A 1948 monochrime oldie (and pretty goodie) from 1948.
Barbara Stanwyck plays Leona, a rich and spoiled heiress. She's also very ill: any attempt to get out of bed exhausts her, and leaving her stately mansion is out of the question. Which would be fine, except that (due to some glitch in the late-40's New York telephone system), she gets patched into a conversation between two lowlifes plotting a murder.
Left alone at home, her only link to the outside world is that phone; we're invited along as she uses it to figure out the target of the plot and tries to convince anyone to assist in thwarting the scheme.
The movie is mostly a melodrama. Told in many flashbacks is Leona's domineering romance with and marriage to Henry—Burt Lancaster!—a small-town poor boy who finds himself, with increasing frustration, firmly under the thumb of his wife and her even more oppressive father.

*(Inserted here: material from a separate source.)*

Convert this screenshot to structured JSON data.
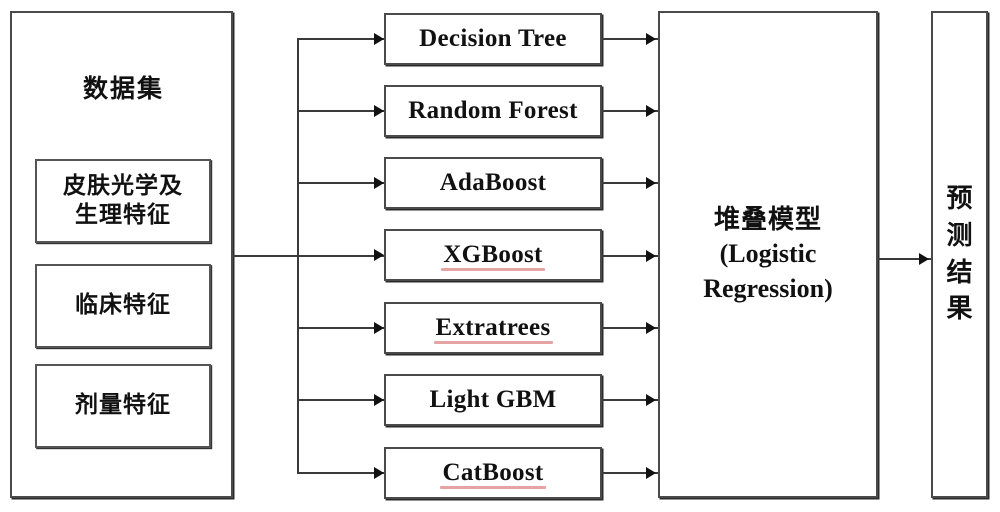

It's a lot of fun, and it's a real good argument for having a Glock in your nightstand.